In January 2016, we entered into an interest rate swap designated as a cash flow hedge with an effective date of April 2016 and an initial notional amount of $98.8 million which matures in October 2020. The interest rate swap is designed to convert the interest rate on the term loan described above from a variable rate interest of LIBOR plus an applicable margin to a fixed rate of 1.47% plus the same applicable margin. Beginning in the first quarter of 2016, the interest rate swap will be reported at fair value on the consolidated balance sheets using Level 2 inputs, and gains or losses on the effective portion will initially be reported as a component of accumulated other comprehensive income (loss) and subsequently reclassified to interest expense when the interest expense on the variable rate debt is recognized.
The table below presents principal amounts due by year and related weighted average interest rates for our cash and cash equivalents, held-to-maturity investments and significant debt obligations as of December 31, 2015 (dollars in thousands):
 
2016
2017
2018
2019
2020
Thereafter
Total
Assets
 
 
 
 
 
 
 
Cash, cash equivalents, held-to-maturity investments
$
277,879

$
18,004

$
32,648

$
30,000

$

$

$
358,531
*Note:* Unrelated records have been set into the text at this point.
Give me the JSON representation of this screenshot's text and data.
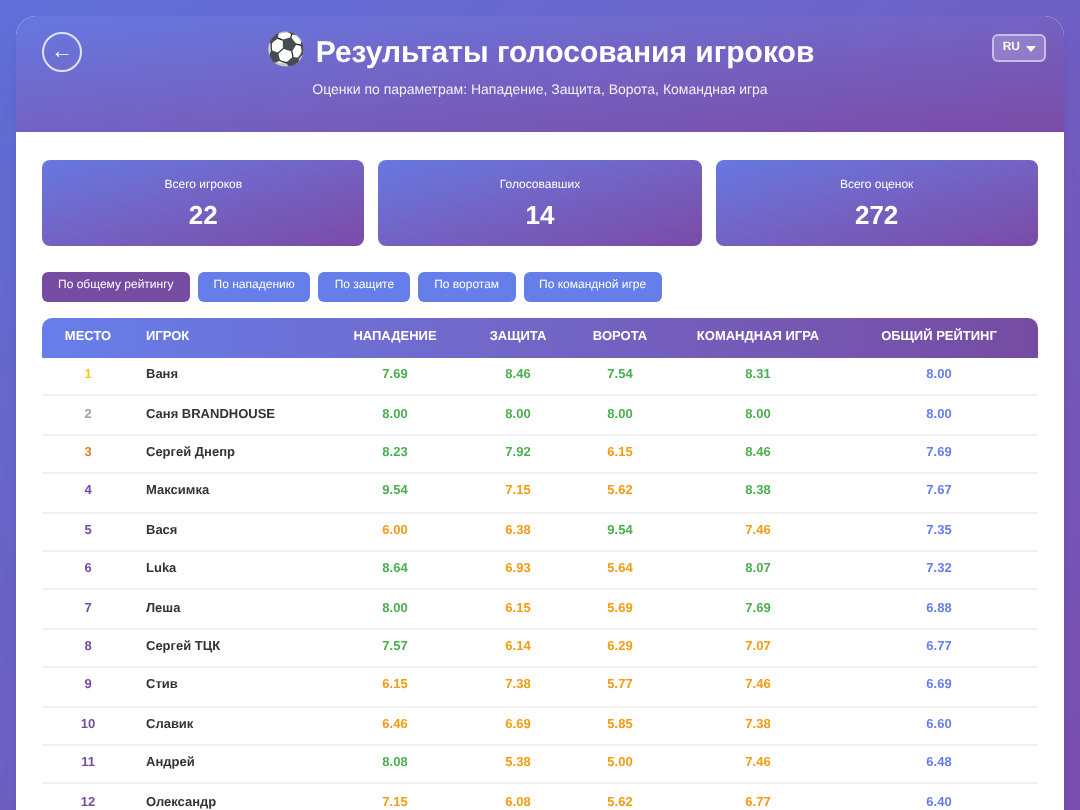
{
  "header": {
    "back_icon": "←",
    "icon": "⚽",
    "title": "Результаты голосования игроков",
    "subtitle": "Оценки по параметрам: Нападение, Защита, Ворота, Командная игра",
    "language": "RU"
  },
  "stats": [
    {
      "label": "Всего игроков",
      "value": "22"
    },
    {
      "label": "Голосовавших",
      "value": "14"
    },
    {
      "label": "Всего оценок",
      "value": "272"
    }
  ],
  "sort_tabs": [
    {
      "label": "По общему рейтингу",
      "selected": true
    },
    {
      "label": "По нападению",
      "selected": false
    },
    {
      "label": "По защите",
      "selected": false
    },
    {
      "label": "По воротам",
      "selected": false
    },
    {
      "label": "По командной игре",
      "selected": false
    }
  ],
  "table": {
    "columns": [
      "МЕСТО",
      "ИГРОК",
      "НАПАДЕНИЕ",
      "ЗАЩИТА",
      "ВОРОТА",
      "КОМАНДНАЯ ИГРА",
      "ОБЩИЙ РЕЙТИНГ"
    ],
    "rows": [
      {
        "place": "1",
        "color": "#f5c518",
        "player": "Ваня",
        "scores": [
          {
            "value": "7.69",
            "color": "#4caf50"
          },
          {
            "value": "8.46",
            "color": "#4caf50"
          },
          {
            "value": "7.54",
            "color": "#4caf50"
          },
          {
            "value": "8.31",
            "color": "#4caf50"
          }
        ],
        "overall": "8.00"
      },
      {
        "place": "2",
        "color": "#a0a0a0",
        "player": "Саня BRANDHOUSE",
        "scores": [
          {
            "value": "8.00",
            "color": "#4caf50"
          },
          {
            "value": "8.00",
            "color": "#4caf50"
          },
          {
            "value": "8.00",
            "color": "#4caf50"
          },
          {
            "value": "8.00",
            "color": "#4caf50"
          }
        ],
        "overall": "8.00"
      },
      {
        "place": "3",
        "color": "#d9822b",
        "player": "Сергей Днепр",
        "scores": [
          {
            "value": "8.23",
            "color": "#4caf50"
          },
          {
            "value": "7.92",
            "color": "#4caf50"
          },
          {
            "value": "6.15",
            "color": "#f39c12"
          },
          {
            "value": "8.46",
            "color": "#4caf50"
          }
        ],
        "overall": "7.69"
      },
      {
        "place": "4",
        "color": "#764ba2",
        "player": "Максимка",
        "scores": [
          {
            "value": "9.54",
            "color": "#4caf50"
          },
          {
            "value": "7.15",
            "color": "#f39c12"
          },
          {
            "value": "5.62",
            "color": "#f39c12"
          },
          {
            "value": "8.38",
            "color": "#4caf50"
          }
        ],
        "overall": "7.67"
      },
      {
        "place": "5",
        "color": "#764ba2",
        "player": "Вася",
        "scores": [
          {
            "value": "6.00",
            "color": "#f39c12"
          },
          {
            "value": "6.38",
            "color": "#f39c12"
          },
          {
            "value": "9.54",
            "color": "#4caf50"
          },
          {
            "value": "7.46",
            "color": "#f39c12"
          }
        ],
        "overall": "7.35"
      },
      {
        "place": "6",
        "color": "#764ba2",
        "player": "Luka",
        "scores": [
          {
            "value": "8.64",
            "color": "#4caf50"
          },
          {
            "value": "6.93",
            "color": "#f39c12"
          },
          {
            "value": "5.64",
            "color": "#f39c12"
          },
          {
            "value": "8.07",
            "color": "#4caf50"
          }
        ],
        "overall": "7.32"
      },
      {
        "place": "7",
        "color": "#764ba2",
        "player": "Леша",
        "scores": [
          {
            "value": "8.00",
            "color": "#4caf50"
          },
          {
            "value": "6.15",
            "color": "#f39c12"
          },
          {
            "value": "5.69",
            "color": "#f39c12"
          },
          {
            "value": "7.69",
            "color": "#4caf50"
          }
        ],
        "overall": "6.88"
      },
      {
        "place": "8",
        "color": "#764ba2",
        "player": "Сергей ТЦК",
        "scores": [
          {
            "value": "7.57",
            "color": "#4caf50"
          },
          {
            "value": "6.14",
            "color": "#f39c12"
          },
          {
            "value": "6.29",
            "color": "#f39c12"
          },
          {
            "value": "7.07",
            "color": "#f39c12"
          }
        ],
        "overall": "6.77"
      },
      {
        "place": "9",
        "color": "#764ba2",
        "player": "Стив",
        "scores": [
          {
            "value": "6.15",
            "color": "#f39c12"
          },
          {
            "value": "7.38",
            "color": "#f39c12"
          },
          {
            "value": "5.77",
            "color": "#f39c12"
          },
          {
            "value": "7.46",
            "color": "#f39c12"
          }
        ],
        "overall": "6.69"
      },
      {
        "place": "10",
        "color": "#764ba2",
        "player": "Славик",
        "scores": [
          {
            "value": "6.46",
            "color": "#f39c12"
          },
          {
            "value": "6.69",
            "color": "#f39c12"
          },
          {
            "value": "5.85",
            "color": "#f39c12"
          },
          {
            "value": "7.38",
            "color": "#f39c12"
          }
        ],
        "overall": "6.60"
      },
      {
        "place": "11",
        "color": "#764ba2",
        "player": "Андрей",
        "scores": [
          {
            "value": "8.08",
            "color": "#4caf50"
          },
          {
            "value": "5.38",
            "color": "#f39c12"
          },
          {
            "value": "5.00",
            "color": "#f39c12"
          },
          {
            "value": "7.46",
            "color": "#f39c12"
          }
        ],
        "overall": "6.48"
      },
      {
        "place": "12",
        "color": "#764ba2",
        "player": "Олександр",
        "scores": [
          {
            "value": "7.15",
            "color": "#f39c12"
          },
          {
            "value": "6.08",
            "color": "#f39c12"
          },
          {
            "value": "5.62",
            "color": "#f39c12"
          },
          {
            "value": "6.77",
            "color": "#f39c12"
          }
        ],
        "overall": "6.40"
      }
    ]
  }
}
Weighted average interest rate
0.51
%
0.90
%
1.30
%
1.47
%
%
%
0.68
%
Liabilities
 
 
 
 
 
 
 
Fixed rate debt
 
 
 
 
 
 
 
Senior notes payable1
$
10,000

$
40,000

$
40,000

$
40,000

$

$

$
130,000

Weighted average interest rate
6.11
%
6.11
%
6.11
%
6.11
%
%
%
6.11
%
Variable rate debt
 
 
 
 
 
 
 
Credit Agreement loan1
$
5,000

$
5,000

$
6,250

$
10,000

$
103,750

$

$
130,000

Weighted average interest rate2
2.36
%
2.36
%
2.36
%
2.36
%
2.36